Financial services firms had held off investing heavily in either cloud computing or mobile app development for one common reason – security concerns. However, as both technologies have become more pervasive, investment banks, fund managers and retail banks have had to take the plunge or risk falling behind. Jobs are emerging in these areas.
Banks have become increasingly innovative when it comes to developing apps for tablets and smart phones within their institutional business, with UBS’s algo trading Quant-on-Demand iPad app being singled out for particular praise.
After resisting investing in apps for so long, financial services firms have joined the revolution – Barclays, Citi, Credit Suisse, Goldman Sachs, Nomura, RBS and UBS have all launched apps for institutional clients.
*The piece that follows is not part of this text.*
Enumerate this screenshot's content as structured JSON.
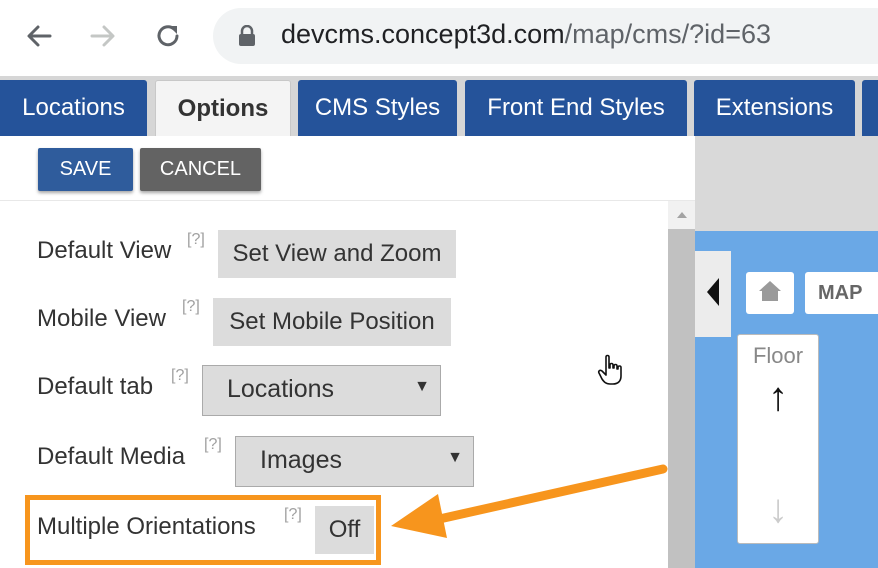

Even the Qatar Exchange now has a mobile app.
However, there’s also a need to develop technology for in-house use – a recent survey by IT consultancy Good Technology said that financial services firms were responsible for 50% of all iPads activated in the second quarter of 2012.
“We’re investing heavily in mobile and tablet platforms, both commercially and for the benefit of our employees, as well as in our own private cloud,” says Stephen Nundy, a managing director in the technology division of Goldman Sachs.
It’s certainly not the only firm to be doing so. According to a survey 50 banking CIOs by IT firm Fujitsu, 60% of those polled are planning on upping their investments in cloud computing, while 71% believe that mobile banking is going to become increasingly important to customers.
According to recruiters, RBS is being particularly active in hiring developers for mobile applications related to its retail banking business. J.P. Morgan is also recruiting, while Barclays and HSBC are believed to be about to release new roles and the likes of Bloomberg and Schroders also have vacancies.
Paul Daley, head of mobile banking at IT recruiters the JM Group, says: “A number of banks are quite advanced with their mobile app development, particularly on the retail side, but others are still assessing the business case before making such a substantial investment. In the next six months, we’re expecting a number of firms to release business analysis roles related to app projects.”
Job creation around cloud computing within financial services is more complex, simply because there’s so much hype around the topic. In March, Microsoft suggested that nearly 14 million jobs could be created, with banking being a main beneficiary, a figure some suggested was clearly inflated by self-interested software vendors.
However, demand for cloud software developers and engineers is on the rise across all industries and financial services firms are not excluded from the party. For example, J.P. Morgan is recruiting for a cloud engineer in New Jersey, as well as an ‘innovation technologist’ in New York related to cloud initiatives in its investment bank.
The good news for technologists is that, because of ongoing security concerns, most investment banks remain committed to the idea of ‘private clouds’, namely those they build and run in-house, which means more jobs are likely down the line. Bank of America Merrill Lynch, Deutsche Bank, Goldman Sachs, Credit Suisse and Morgan Stanley all take this approach.
These roles generally require a good understanding of Linux or Unix, as well as a depth of experience with scripting languages like Python, Bash, PowerShell, Perl or AWK.